The Real World
Adam Sterling // April 12, 2013
At times, it feels like my Facebook feed is a virtual Pride Parade. Being social and gay in a relatively small city with an even smaller LGBT community means this is practically inevitable.
Every now and again, one of the more outspoken Pride Marchers shares a news story about a horrendous hate crime committed by a fundamentalist Christian, usually with some sort of comment like, “What is wrong with Christians?” Within minutes, the post will be littered with supportive comments, but there is almost always one comment that goes something like this: “Those people aren’t real Christians.”
This has always struck me as disingenuous. After all, the people who committed this crime oftentimes describe themselves as devout, churchgoing Christians. They read the Bible. Sometimes they even tattoo scripture onto their chests, like they need a really obvious reminder. But then they also set fire to a gay couple’s home or beat the snot out of a woman with a buzz cut.

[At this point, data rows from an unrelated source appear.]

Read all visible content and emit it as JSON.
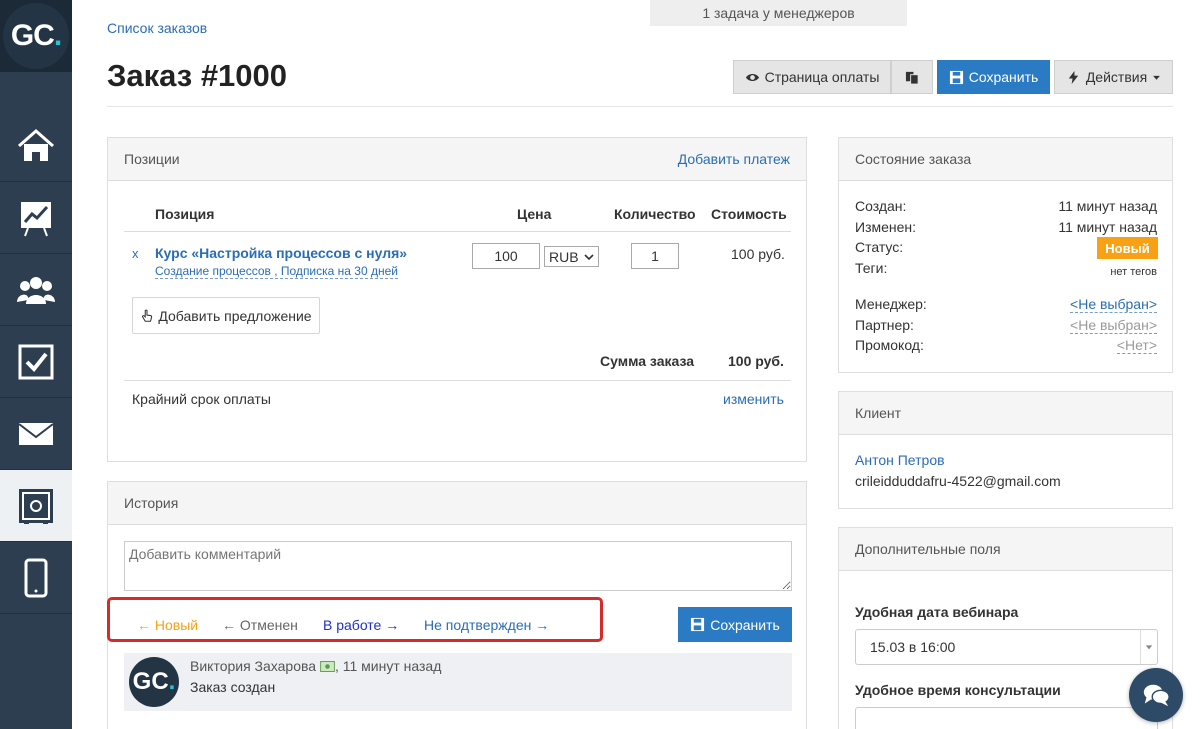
{
  "app": {
    "logo_text": "GC",
    "logo_dot": "."
  },
  "sidebar": {
    "items": [
      {
        "name": "home-icon"
      },
      {
        "name": "chart-icon"
      },
      {
        "name": "users-icon"
      },
      {
        "name": "checkbox-icon"
      },
      {
        "name": "mail-icon"
      },
      {
        "name": "safe-icon",
        "active": true
      },
      {
        "name": "phone-icon"
      }
    ]
  },
  "header": {
    "breadcrumb": "Список заказов",
    "tasks_banner": "1 задача у менеджеров",
    "title": "Заказ #1000",
    "buttons": {
      "payment_page": "Страница оплаты",
      "save": "Сохранить",
      "actions": "Действия"
    }
  },
  "positions": {
    "title": "Позиции",
    "add_payment": "Добавить платеж",
    "columns": {
      "position": "Позиция",
      "price": "Цена",
      "quantity": "Количество",
      "cost": "Стоимость"
    },
    "item": {
      "remove": "x",
      "name": "Курс «Настройка процессов с нуля»",
      "sub": "Создание процессов , Подписка на 30 дней",
      "price": "100",
      "currency": "RUB",
      "quantity": "1",
      "cost": "100 руб."
    },
    "add_offer": "Добавить предложение",
    "total_label": "Сумма заказа",
    "total_value": "100 руб.",
    "deadline_label": "Крайний срок оплаты",
    "deadline_change": "изменить"
  },
  "history": {
    "title": "История",
    "comment_placeholder": "Добавить комментарий",
    "statuses": {
      "new": "← Новый",
      "cancelled": "← Отменен",
      "in_work": "В работе →",
      "unconfirmed": "Не подтвержден →"
    },
    "save": "Сохранить",
    "entry": {
      "author": "Виктория Захарова",
      "time": ", 11 минут назад",
      "text": "Заказ создан"
    }
  },
  "order_state": {
    "title": "Состояние заказа",
    "created_label": "Создан:",
    "created_value": "11 минут назад",
    "modified_label": "Изменен:",
    "modified_value": "11 минут назад",
    "status_label": "Статус:",
    "status_value": "Новый",
    "tags_label": "Теги:",
    "tags_value": "нет тегов",
    "manager_label": "Менеджер:",
    "manager_value": "<Не выбран>",
    "partner_label": "Партнер:",
    "partner_value": "<Не выбран>",
    "promo_label": "Промокод:",
    "promo_value": "<Нет>"
  },
  "client": {
    "title": "Клиент",
    "name": "Антон Петров",
    "email": "crileidduddafru-4522@gmail.com"
  },
  "extra_fields": {
    "title": "Дополнительные поля",
    "webinar_label": "Удобная дата вебинара",
    "webinar_value": "15.03 в 16:00",
    "consult_label": "Удобное время консультации"
  },
  "colors": {
    "accent": "#2a7bc4",
    "status_new": "#f9a114",
    "sidebar": "#2d3e50",
    "highlight": "#d62b2b"
  }
}
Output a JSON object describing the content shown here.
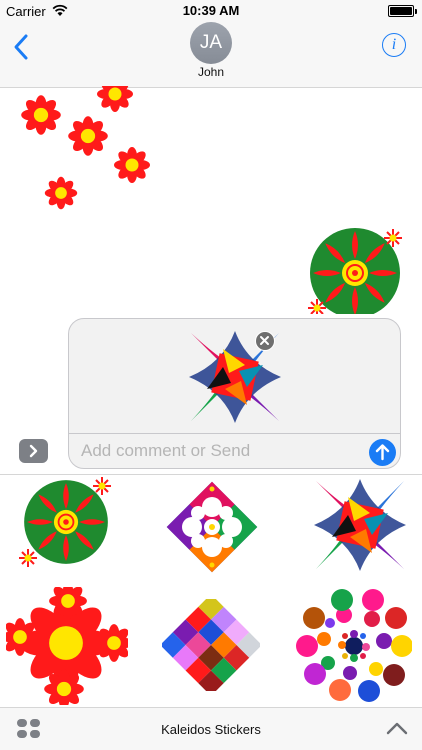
{
  "status_bar": {
    "carrier": "Carrier",
    "time": "10:39 AM"
  },
  "nav": {
    "avatar_initials": "JA",
    "contact_name": "John",
    "info_glyph": "i"
  },
  "compose": {
    "placeholder": "Add comment or Send"
  },
  "bottom_bar": {
    "title": "Kaleidos Stickers"
  },
  "colors": {
    "accent": "#1a7cf5",
    "red": "#ff0000",
    "green": "#1f8a2f",
    "yellow": "#ffe600"
  },
  "icons": [
    "back-chevron-icon",
    "info-icon",
    "wifi-icon",
    "battery-icon",
    "remove-icon",
    "send-arrow-icon",
    "expand-chevron-icon",
    "app-grid-icon",
    "chevron-up-icon"
  ],
  "stickers": [
    "red-flowers",
    "green-mandala",
    "pinwheel-star",
    "diamond-mosaic",
    "colorful-star",
    "red-flower-cluster",
    "color-squares",
    "dot-ring"
  ]
}
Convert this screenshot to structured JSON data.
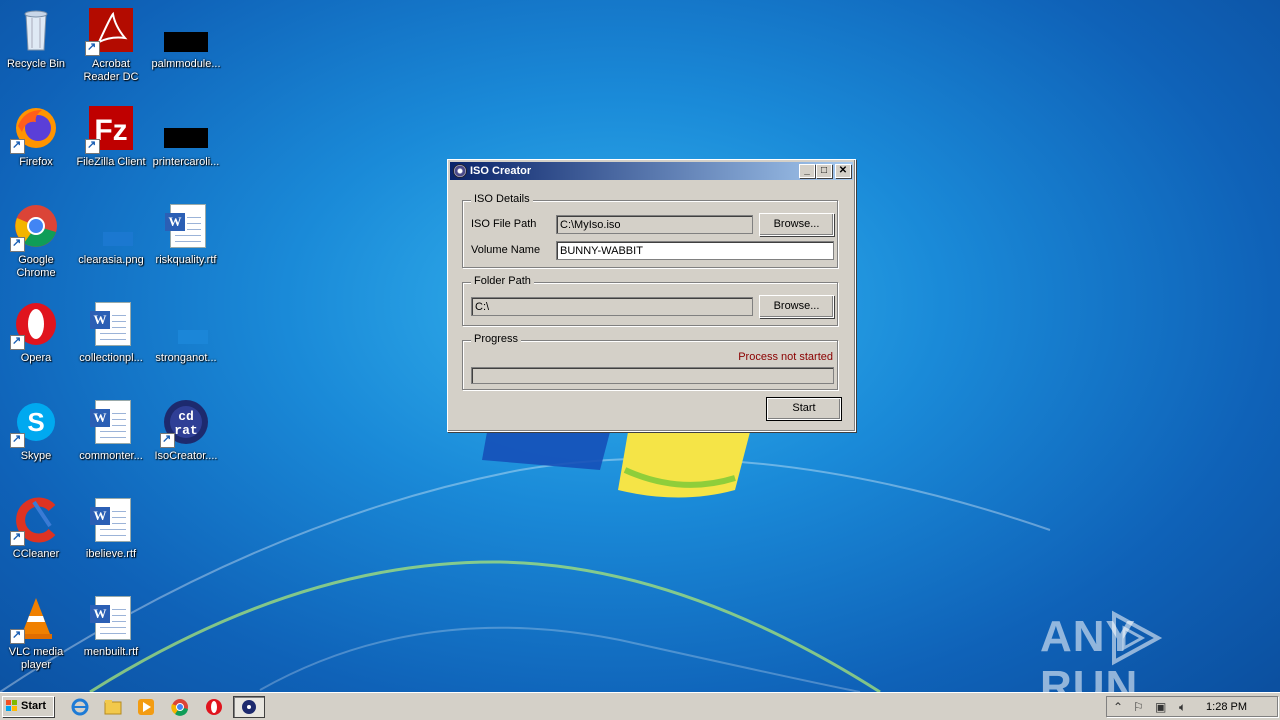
{
  "desktop": {
    "icons": [
      {
        "label": "Recycle Bin"
      },
      {
        "label": "Acrobat Reader DC"
      },
      {
        "label": "palmmodule..."
      },
      {
        "label": "Firefox"
      },
      {
        "label": "FileZilla Client"
      },
      {
        "label": "printercaroli..."
      },
      {
        "label": "Google Chrome"
      },
      {
        "label": "clearasia.png"
      },
      {
        "label": "riskquality.rtf"
      },
      {
        "label": "Opera"
      },
      {
        "label": "collectionpl..."
      },
      {
        "label": "stronganot..."
      },
      {
        "label": "Skype"
      },
      {
        "label": "commonter..."
      },
      {
        "label": "IsoCreator...."
      },
      {
        "label": "CCleaner"
      },
      {
        "label": "ibelieve.rtf"
      },
      {
        "label": "VLC media player"
      },
      {
        "label": "menbuilt.rtf"
      }
    ]
  },
  "dialog": {
    "title": "ISO Creator",
    "iso_group": "ISO Details",
    "iso_path_label": "ISO File Path",
    "iso_path_value": "C:\\MyIso.iso",
    "browse_label": "Browse...",
    "volume_label": "Volume Name",
    "volume_value": "BUNNY-WABBIT",
    "folder_group": "Folder Path",
    "folder_value": "C:\\",
    "folder_browse_label": "Browse...",
    "progress_group": "Progress",
    "status_text": "Process not started",
    "progress_value": 0,
    "start_label": "Start"
  },
  "taskbar": {
    "start_label": "Start",
    "clock": "1:28 PM"
  },
  "watermark": {
    "text_left": "ANY",
    "text_right": "RUN"
  }
}
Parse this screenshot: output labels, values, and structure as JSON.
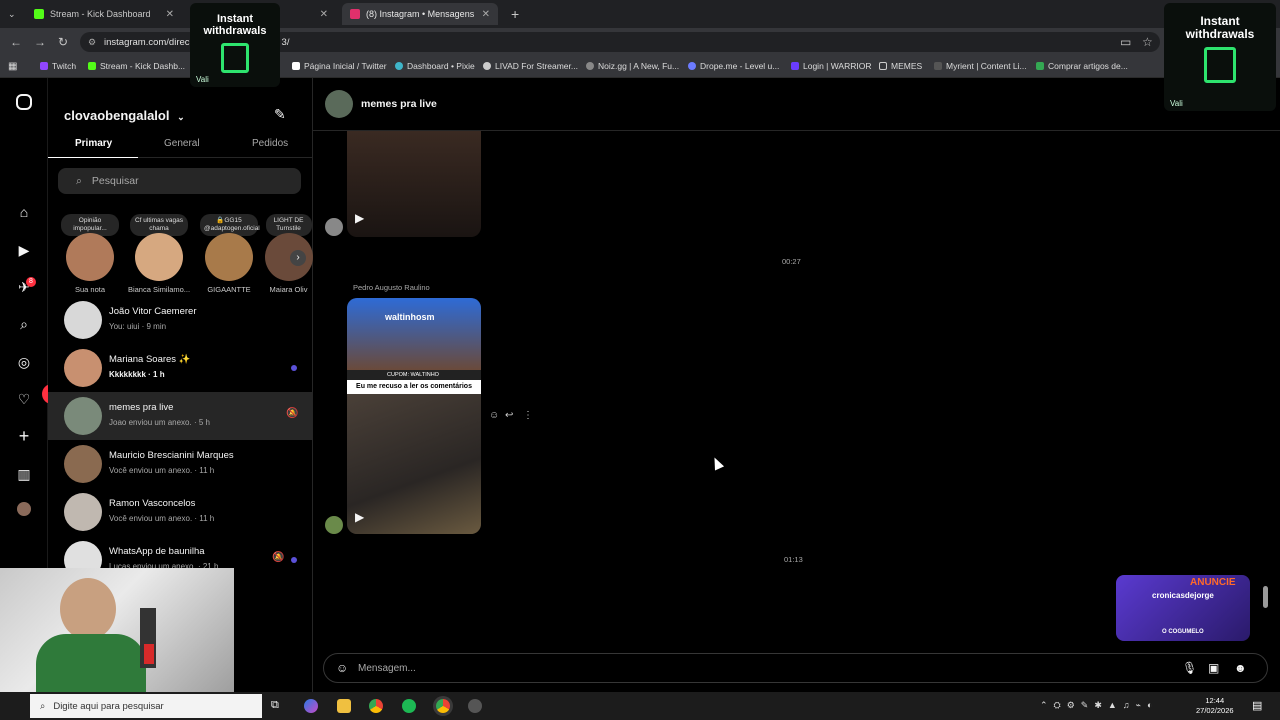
{
  "browser": {
    "tabs": [
      {
        "label": "Stream - Kick Dashboard",
        "favicon_color": "#53fc18"
      },
      {
        "label": "(8) Instagram • Mensagens",
        "favicon_color": "#e1306c"
      }
    ],
    "url": "instagram.com/direc",
    "url_tail": "3/",
    "bookmarks": [
      {
        "label": "Twitch",
        "color": "#9146ff"
      },
      {
        "label": "Stream - Kick Dashb...",
        "color": "#53fc18"
      },
      {
        "label": "Página Inicial / Twitter",
        "color": "#ffffff"
      },
      {
        "label": "Dashboard • Pixie",
        "color": "#3fb5c9"
      },
      {
        "label": "LIVAD For Streamer...",
        "color": "#cccccc"
      },
      {
        "label": "Noiz.gg | A New, Fu...",
        "color": "#888888"
      },
      {
        "label": "Drope.me - Level u...",
        "color": "#6c7bff"
      },
      {
        "label": "Login | WARRIOR",
        "color": "#6a3cff"
      },
      {
        "label": "MEMES",
        "color": "#cccccc"
      },
      {
        "label": "Myrient | Content Li...",
        "color": "#555555"
      },
      {
        "label": "Comprar artigos de...",
        "color": "#34a853"
      }
    ]
  },
  "ads": {
    "left": {
      "line1": "Instant",
      "line2": "withdrawals",
      "val": "Vali"
    },
    "right": {
      "line1": "Instant",
      "line2": "withdrawals",
      "val": "Vali"
    }
  },
  "nav": {
    "notifications_badge": "8",
    "likes_badge": "2"
  },
  "inbox": {
    "username": "clovaobengalalol",
    "tabs": [
      "Primary",
      "General",
      "Pedidos"
    ],
    "search_placeholder": "Pesquisar",
    "notes": [
      {
        "bubble": "Opinião impopular...",
        "name": "Sua nota",
        "color": "#b07a5a"
      },
      {
        "bubble": "Cf ultimas vagas chama",
        "name": "Bianca Similamo...",
        "color": "#d6a880"
      },
      {
        "bubble": "🔒GG15 @adaptogen.oficial",
        "name": "GIGAANTTE",
        "color": "#a87a4a"
      },
      {
        "bubble": "LIGHT DE Turnstile",
        "name": "Maiara Oliv",
        "color": "#6a4a3a"
      }
    ],
    "conversations": [
      {
        "name": "João Vitor Caemerer",
        "sub": "You: uiui · 9 min",
        "color": "#d8d8d8",
        "bold": false
      },
      {
        "name": "Mariana Soares ✨",
        "sub": "Kkkkkkkk · 1 h",
        "color": "#c89070",
        "bold": true
      },
      {
        "name": "memes pra live",
        "sub": "Joao enviou um anexo. · 5 h",
        "color": "#7a8a7a",
        "bold": false
      },
      {
        "name": "Mauricio Brescianini Marques",
        "sub": "Você enviou um anexo. · 11 h",
        "color": "#8a6a50",
        "bold": false
      },
      {
        "name": "Ramon Vasconcelos",
        "sub": "Você enviou um anexo. · 11 h",
        "color": "#c0b8b0",
        "bold": false
      },
      {
        "name": "WhatsApp de baunilha",
        "sub": "Lucas enviou um anexo. · 21 h",
        "color": "#e0e0e0",
        "bold": false
      }
    ]
  },
  "chat": {
    "title": "memes pra live",
    "time1": "00:27",
    "sender": "Pedro Augusto Raulino",
    "reel_user": "waltinhosm",
    "reel_promo": "CUPOM: WALTINHO",
    "reel_caption": "Eu me recuso a ler os comentários",
    "time2": "01:13",
    "composer_placeholder": "Mensagem...",
    "corner_reel": {
      "user": "cronicasdejorge",
      "tag": "ANUNCIE",
      "label": "O COGUMELO"
    }
  },
  "taskbar": {
    "search_placeholder": "Digite aqui para pesquisar",
    "time": "12:44",
    "date": "27/02/2026"
  }
}
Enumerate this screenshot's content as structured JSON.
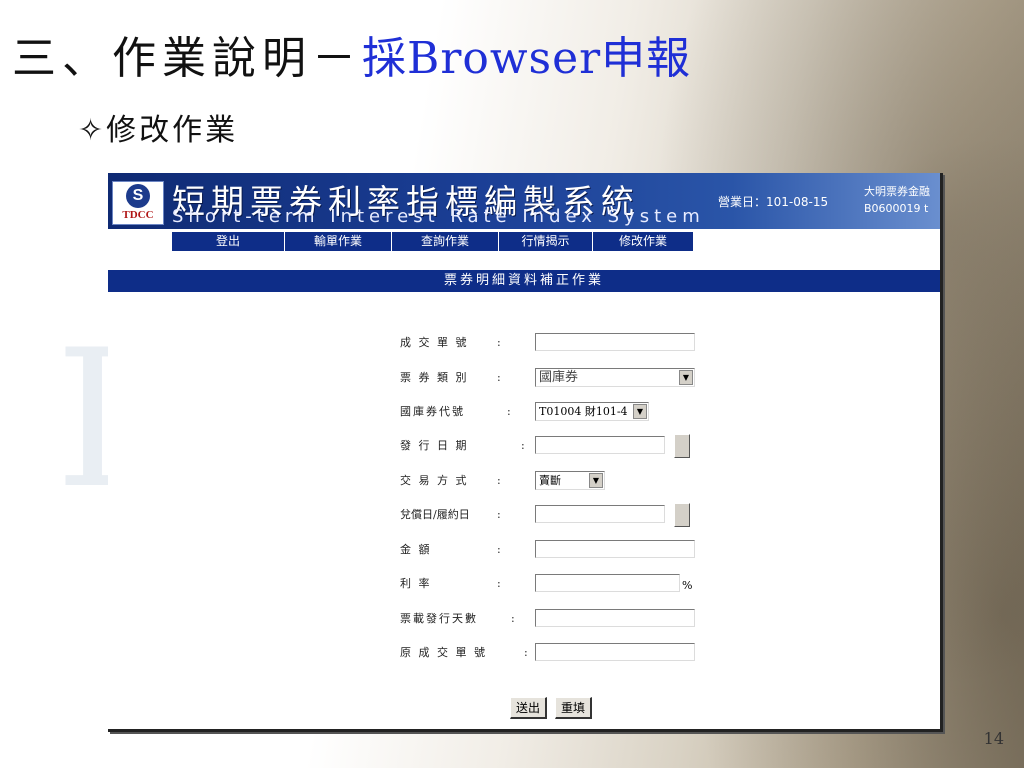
{
  "slide": {
    "title_black": "三、作業說明－",
    "title_blue": "採Browser申報",
    "subtitle": "✧修改作業",
    "page_number": "14",
    "bg_letter": "I",
    "accent_color": "#1f2fd6"
  },
  "app": {
    "logo_text": "TDCC",
    "logo_icon": "tdcc-logo-icon",
    "title_cn": "短期票券利率指標編製系統",
    "title_en": "Short-term Interest Rate Index System",
    "business_date_label": "營業日：",
    "business_date": "101-08-15",
    "user_line1": "大明票券金融",
    "user_line2": "B0600019 t",
    "brand_color": "#0e2d88"
  },
  "nav": {
    "items": [
      {
        "label": "登出"
      },
      {
        "label": "輸單作業"
      },
      {
        "label": "查詢作業"
      },
      {
        "label": "行情揭示"
      },
      {
        "label": "修改作業"
      }
    ]
  },
  "form": {
    "header": "票券明細資料補正作業",
    "fields": [
      {
        "label": "成 交 單 號",
        "value": ""
      },
      {
        "label": "票 券 類 別",
        "value": "國庫券"
      },
      {
        "label": "國庫券代號",
        "value": "T01004 財101-4"
      },
      {
        "label": "發  行  日  期",
        "value": ""
      },
      {
        "label": "交 易 方 式",
        "value": "賣斷"
      },
      {
        "label": "兌償日/履約日",
        "value": ""
      },
      {
        "label": "金       額",
        "value": ""
      },
      {
        "label": "利       率",
        "value": "",
        "suffix": "%"
      },
      {
        "label": "票載發行天數",
        "value": ""
      },
      {
        "label": "原 成 交 單 號",
        "value": ""
      }
    ],
    "colon": ":",
    "submit_label": "送出",
    "reset_label": "重填"
  }
}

Now, admittedly, I lean quite heavily on the atheist side of agnosticism. But to me, committing these crimes doesn’t mean these people are no longer “real” Christians. It just means that Christianity is home to some very evil people. And that’s okay.
Well, it’s okay insofar as it’s okay that this entire planet is home to some very evil people. Christianity is also home to some very loving people who would never dream of committing acts of hatred against another person. But, yes, Christianity has evil in it, because it is ultimately a construct of humanity. And let’s face it, there has never been a better manifestation of imperfection than humanity. For all its light, Christianity has shadows.
So, too, does public relations.
Of course, we know this. In classes, we’ve been shown how Joseph Goebbels used black propaganda to convince an entire generation to devote themselves to the Third Reich. But we’ve been told, “that’s not us.” After all, people like Goebbels and Edward Bernays did not strive for the all-important two-way symmetrical communication. That’s what we do, as enlightened public relations professionals.
It has become a cliché at this point to note that the public relations industry is in desperate need of a really good public relations team. But, quite frankly, it’s true. Despite being an integral part of practically all organizations, we have a bad reputation and, oftentimes, the general public is more than happy to speak out against the evils of PR.
This kind of distrust and dislike seems to spark a sort of cognitive dissonance in public relations practitioners. When we see our friends mock a corporate spokesperson for trying to skirt around a controversial topic, we become those well-intentioned Christians: “Well, that’s not real public relations.”
Yes, actually, it is. It might be poorly executed public relations and it might go against everything you believe as a practitioner. But it’s part of our industry and we need to own that. There’s a danger in pretending that a certain brand of PR isn’t “real” PR: when you’re asked to defend a company that doesn’t deserve it, you won’t realize that you have become that spokesperson your friends mock. After all, you’re a “real” public relations practitioner.
When crisis strikes our clients, we tell them to look to their mission and their values – these will help steer them through and they will emerge better for it. What we forget is that we need to follow this advice, too. Crises are not just for businesses. We will find ourselves in the midst of personal and professional crises time and again.
One of the most valuable and undervalued courses in the Bachelor of Public Relations program is Wade Kenney’s Ethics and Public Relations. Throughout the course, I heard complaints from my fellow classmates that Wade was too focused on philosophy and wasn’t providing practical, industry-specific advice. If you’ll forgive my bluntness: these classmates were missing the point.
Yes, there are certain things public relations practitioners should know that would logically fall under the umbrella of “ethics.” For the most part, however, these seem to be more about legal issues than ethics. After all, industries don’t have ethics, people do. People just happen to work in industries.
In order to operate ethically in our industry, we need that philosophical foundation. We need to be prompted to think about our values and what we want to stand for as people, not just public relations practitioners.
This doesn’t eradicate our industry’s shadows. After all, despite how much we wish it weren’t so, not all beliefs are created equal. But, at the very least, having values is how you find work you value. It’s how you confidently speak to the media and act as the first line of defense for a company that you feel truly deserves to be defended.
It’s how you can begin to define “real” public relations for yourself.